One bright note: No classes on friday.  


Recap of Night life activities: 
-La bomba de tiempo at Konex.  A weekly drum performance led by different people all the time.  It is an outdoor venue with muy buena onda.  Theres always a line to get in, but being a woman always gets you out of it. Nestled in Palermo, Gypsies (ojo - caution) sell pot brownies and cookies, guys sell pan rellena (I've yet to try it but it looks soo good.  Its bread with hot meat/cheese/sauces inside) and cans of beer way marked up. There are always girls dressed up handing out fliers for the best after parties etc.  There was a Brasileño guest performer who rocked.  He was an ugly, short, fat man that resembled a mini Diego Rivera that rapped, beat boxed, sang, made crazy noises etc.  Everyone dances, mosh pits are unavoidable if you're up front, not hard to catch dilated pupils if you're looking for em.  Whats great about Bomba, is that unlike everything else in this city, it starts around 8pm, so you can go on a monday night, and get home in time for dinner, or hw or whatever.  Obviously you usually go to a bar afterwards, but my Norteamericana sides comin out-its nice to have a night life activity that starts before midnight.


-St. Patties day in Buenos Aires - Meh. Ended up at a terraza bar in Plaza Serrano, got a free drink from the waiter along with his number, got really annoyed with the large group of norteamericanos I was with that don't know how to tip (had nothing to do with the waiter flirting with me), and remembered why I avoid going out with too many Americans 


-Went to the Buller Brewing Company in Recoleta near the cemetery, it was a pleasure to have good beer again.  For less than $10 US dollars I got a sampler of all of their beers with peanuts.  Ranging from a light lager to a stout. Yum. Felt like a splurge.  Meagan, a friend from Ohio and a mutual friend of a friend Ian met us there.  It was nice to have some OH vibes.  Then we met up with a couple of the Mardel boys and went to a dance club.  It was a little young, but there were some entertaining b boy battles and a couple stripper poles on the stage for the daring party goer.  Dancing helped unwind weeklong stress. 


Had a Día del campo excursion with my program.  Running on two hours of sleep from the night before, we stopped for medialunas, and met the group to spend the day at an Estancia with real Gauchos.  One the way we stopped in the city of San Luján, known for its giant basilica.  Every year, thousands of people walk from Buenos Aires at 1 in the afternoon on pilgrimage to this town, arriving  in the morning around sunrise.
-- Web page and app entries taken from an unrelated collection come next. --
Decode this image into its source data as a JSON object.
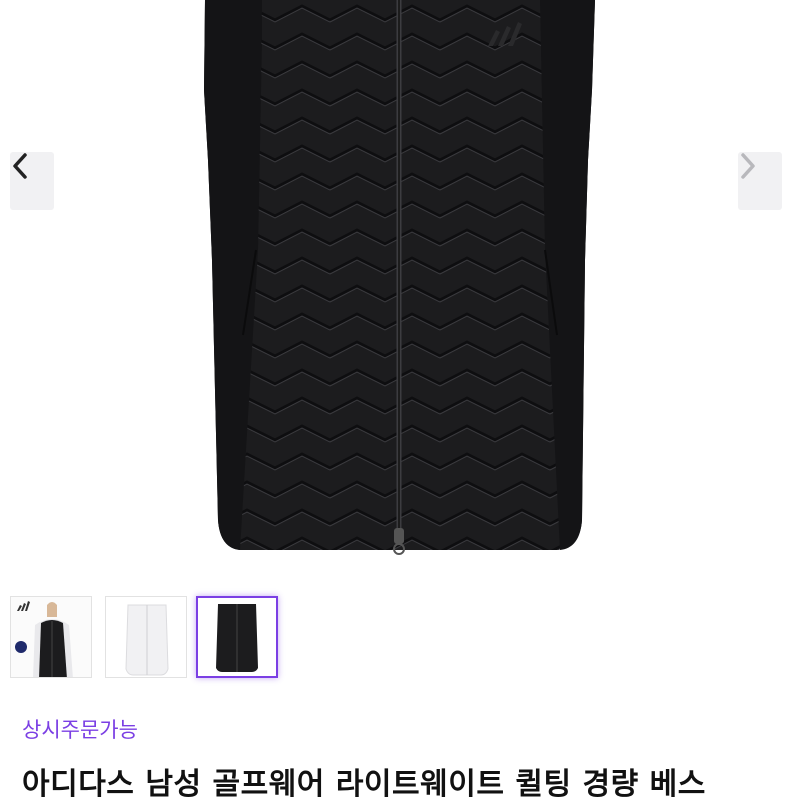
{
  "product": {
    "main_image": "black-quilted-golf-vest",
    "status_label": "상시주문가능",
    "title": "아디다스 남성 골프웨어 라이트웨이트 퀼팅 경량 베스"
  },
  "gallery": {
    "prev_icon": "chevron-left-icon",
    "next_icon": "chevron-right-icon",
    "thumbnails": [
      {
        "subject": "model-wearing-black-vest",
        "selected": false
      },
      {
        "subject": "white-vest",
        "selected": false
      },
      {
        "subject": "black-vest",
        "selected": true
      }
    ]
  },
  "colors": {
    "accent": "#7b3fe4",
    "vest": "#1c1c1e",
    "nav_bg": "#f1f1f3"
  }
}
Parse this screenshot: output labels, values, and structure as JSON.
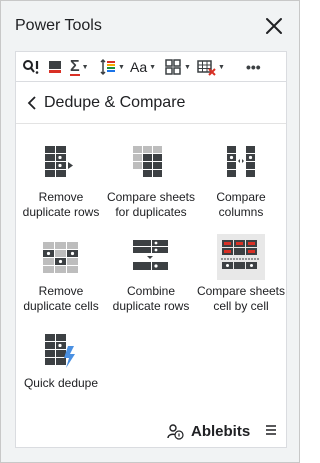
{
  "window": {
    "title": "Power Tools"
  },
  "toolbar": {
    "items": [
      {
        "icon": "find-replace-icon",
        "has_menu": false
      },
      {
        "icon": "fill-color-icon",
        "has_menu": false
      },
      {
        "icon": "sigma-icon",
        "has_menu": true
      },
      {
        "icon": "sort-icon",
        "has_menu": true
      },
      {
        "icon": "text-case-icon",
        "has_menu": true
      },
      {
        "icon": "layout-grid-icon",
        "has_menu": true
      },
      {
        "icon": "clear-table-icon",
        "has_menu": true
      },
      {
        "icon": "more-icon",
        "has_menu": false
      }
    ],
    "text_case_glyph": "Aa",
    "sigma_glyph": "Σ",
    "more_glyph": "•••"
  },
  "header": {
    "title": "Dedupe & Compare"
  },
  "tools": [
    {
      "label": "Remove\nduplicate rows",
      "icon": "remove-duplicate-rows-icon"
    },
    {
      "label": "Compare sheets\nfor duplicates",
      "icon": "compare-sheets-duplicates-icon"
    },
    {
      "label": "Compare\ncolumns",
      "icon": "compare-columns-icon"
    },
    {
      "label": "Remove\nduplicate cells",
      "icon": "remove-duplicate-cells-icon"
    },
    {
      "label": "Combine\nduplicate rows",
      "icon": "combine-duplicate-rows-icon"
    },
    {
      "label": "Compare sheets\ncell by cell",
      "icon": "compare-cell-by-cell-icon",
      "selected": true
    },
    {
      "label": "Quick dedupe",
      "icon": "quick-dedupe-icon"
    }
  ],
  "footer": {
    "brand": "Ablebits"
  },
  "colors": {
    "accent_red": "#d93025",
    "dark_cell": "#3c4043",
    "light_cell": "#bdbdbd",
    "lightning": "#4a90e2"
  }
}
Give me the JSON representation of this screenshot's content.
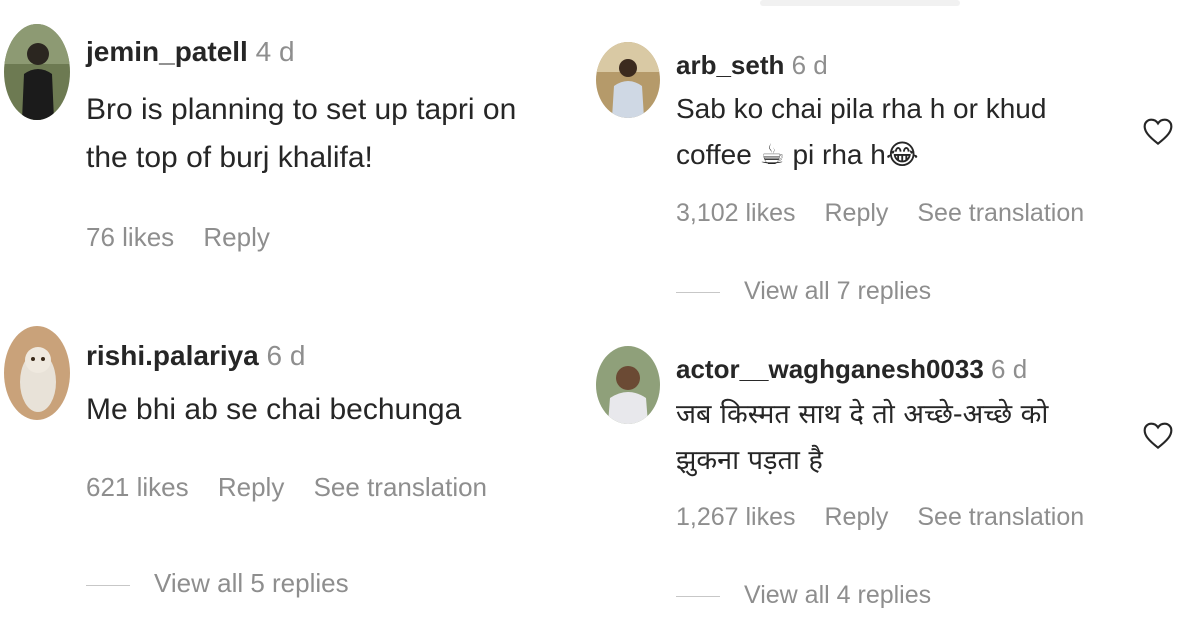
{
  "comments": [
    {
      "username": "jemin_patell",
      "age": "4 d",
      "text_lines": [
        "Bro is planning to set up tapri on",
        "the top of burj khalifa!"
      ],
      "likes": "76 likes",
      "reply": "Reply"
    },
    {
      "username": "rishi.palariya",
      "age": "6 d",
      "text_lines": [
        "Me bhi ab se chai bechunga"
      ],
      "likes": "621 likes",
      "reply": "Reply",
      "translation": "See translation",
      "view_replies": "View all 5 replies"
    },
    {
      "username": "arb_seth",
      "age": "6 d",
      "text_line1": "Sab ko chai pila rha h or khud",
      "text_line2_a": "coffee",
      "text_line2_emoji1": "☕",
      "text_line2_b": "pi rha h",
      "text_line2_emoji2": "😂",
      "likes": "3,102 likes",
      "reply": "Reply",
      "translation": "See translation",
      "view_replies": "View all 7 replies"
    },
    {
      "username": "actor__waghganesh0033",
      "age": "6 d",
      "text_lines": [
        "जब किस्मत साथ दे तो अच्छे-अच्छे को",
        "झुकना पड़ता है"
      ],
      "likes": "1,267 likes",
      "reply": "Reply",
      "translation": "See translation",
      "view_replies": "View all 4 replies"
    }
  ],
  "icons": {
    "like": "heart-outline-icon"
  },
  "colors": {
    "primary_text": "#262626",
    "secondary_text": "#8e8e8e"
  }
}
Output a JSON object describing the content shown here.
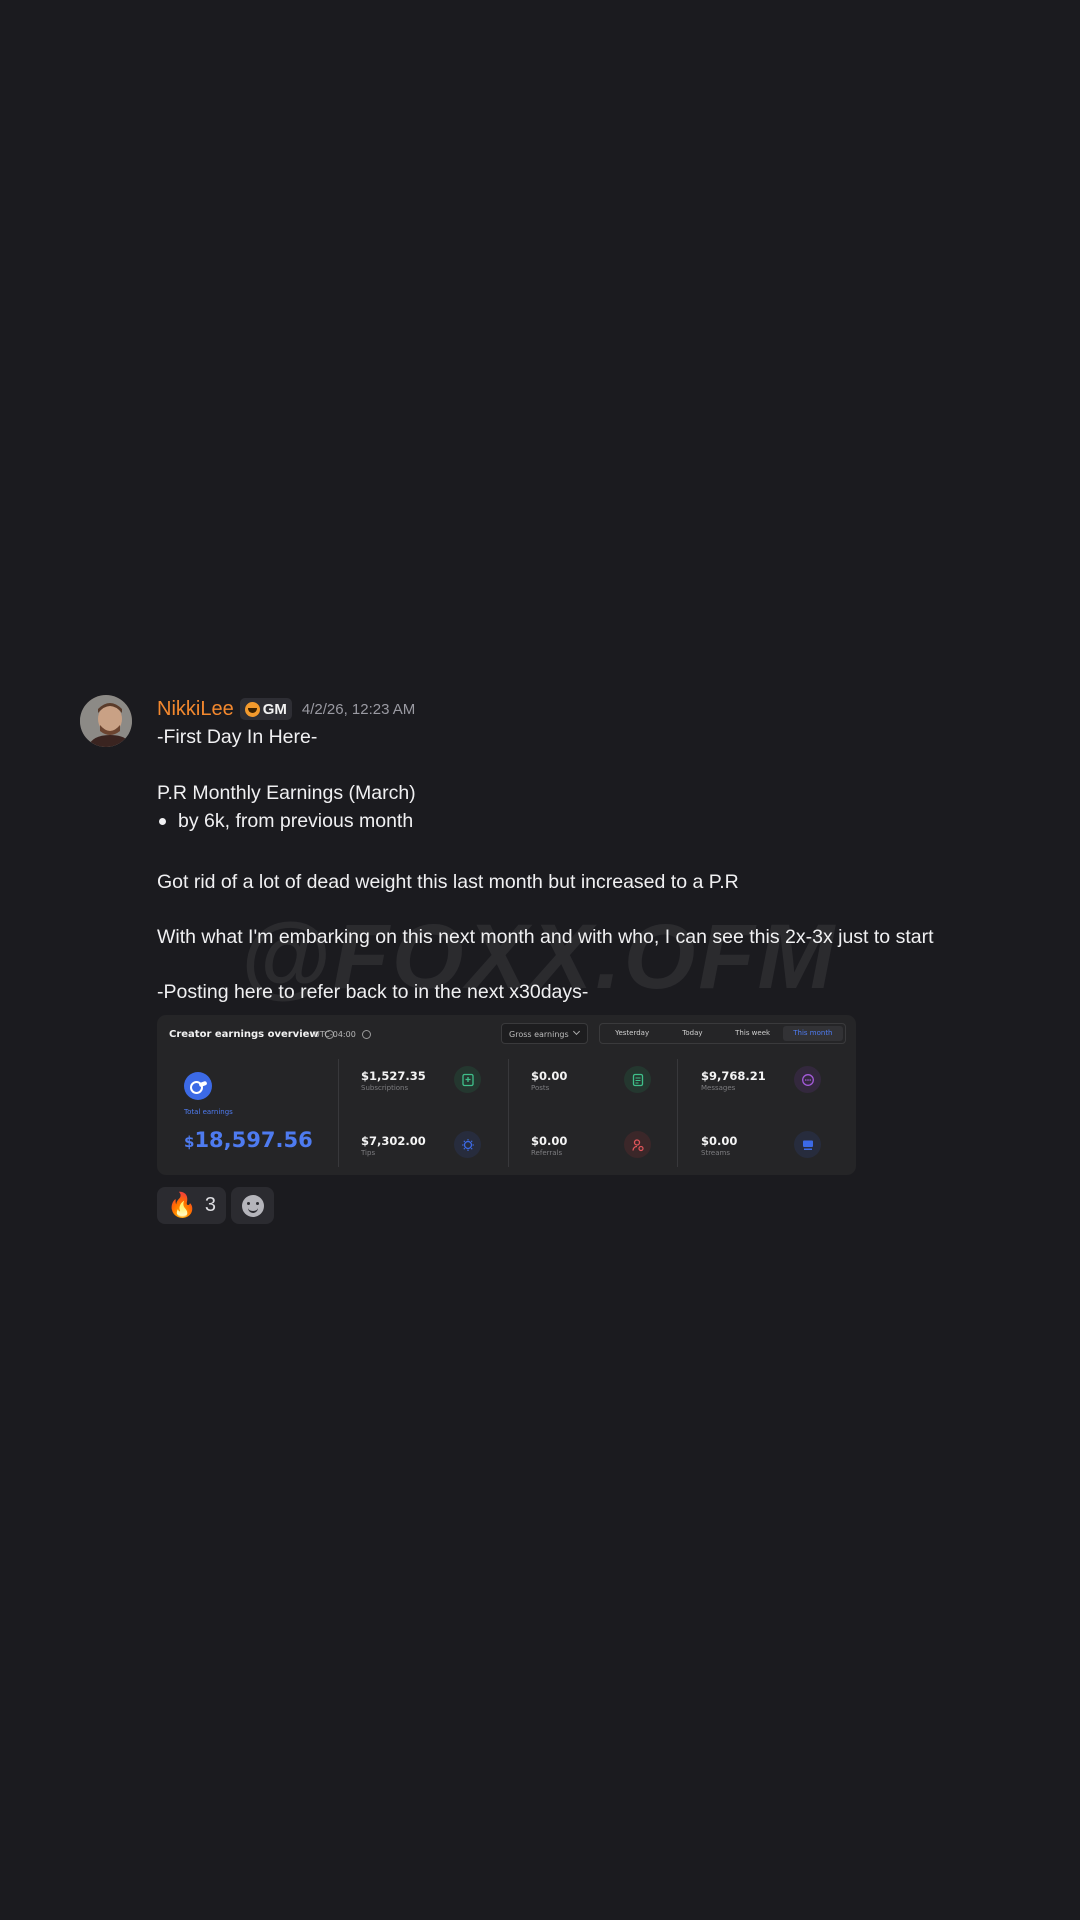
{
  "message": {
    "username": "NikkiLee",
    "role_tag": "GM",
    "timestamp": "4/2/26, 12:23 AM",
    "lines": {
      "l1": "-First Day In Here-",
      "l2": "P.R Monthly Earnings (March)",
      "l3": "by 6k, from previous month",
      "l4": "Got rid of a lot of dead weight this last month but increased to a P.R",
      "l5": "With what I'm embarking on this next month and with who, I can see this 2x-3x just to start",
      "l6": "-Posting here to refer back to in the next x30days-"
    },
    "watermark": "@FOXX.OFM"
  },
  "card": {
    "title": "Creator earnings overview",
    "timezone": "UTC-04:00",
    "select_value": "Gross earnings",
    "tabs": [
      "Yesterday",
      "Today",
      "This week",
      "This month"
    ],
    "active_tab": "This month",
    "total": {
      "label": "Total earnings",
      "currency": "$",
      "value": "18,597.56"
    },
    "stats": {
      "subscriptions": {
        "value": "$1,527.35",
        "label": "Subscriptions",
        "color": "#3fbf8a"
      },
      "posts": {
        "value": "$0.00",
        "label": "Posts",
        "color": "#3fbf8a"
      },
      "messages": {
        "value": "$9,768.21",
        "label": "Messages",
        "color": "#a35ad8"
      },
      "tips": {
        "value": "$7,302.00",
        "label": "Tips",
        "color": "#3c6ae6"
      },
      "referrals": {
        "value": "$0.00",
        "label": "Referrals",
        "color": "#e0555a"
      },
      "streams": {
        "value": "$0.00",
        "label": "Streams",
        "color": "#3c6ae6"
      }
    }
  },
  "reactions": {
    "fire": {
      "emoji": "🔥",
      "count": "3"
    }
  },
  "colors": {
    "background": "#1b1b1f",
    "username": "#f3882e",
    "accent": "#4e7bf0"
  }
}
The line for baptisms was literally out the door, it was a little silly, but cute.  The story of the church is kind of interesting, there were two men riding along a major ruta carrying images of Mary (I think? Could have been St Lujan I dont know this junk) for the churches that were to be built in Spain's Argentina.  The horses got to the town and refused to move.  The men thought the horses were tired, so they spent the night, the next day they packed up, and the horses still wouldn't move.  They thought there was too much cargo, so after unloading the weight, the horses began to move, the men quickly gathered all the items headed for the churches, and the horses wouldn't budge again.  It was seen as a miracle that the horses refused to move if the image of Mary wasnt on tierra firma.  There, they built the basilica, kind of cute right? 


On we went. La Mimosa is one of the most famous farms in the region, and is a beautiful old colonial home surrounded by gardens with peacocks walking around, sprawling fields with horses, sheep, cows, chickens etc, a HUGE asado, woodfire bbq, big enough to feed hundreds of people.  We drank mate, watched the Gauchos ride horses and do Gaucho things, ate empanadas fritas, ate a gigantic meal with chorizo, chicken, blood sausage, steak, the whole deal, had coffee with tortas fritas, hung out under the shade of the willow trees, rode horses, played the Gaucho version of Bachee ball, and danced, it was kind of an imaginative day.  I did some sketches, and some of the Gauchos seemed to like them.  I think I was most impressed with the four year old boy who rode his horse like John Wayne.  Skills.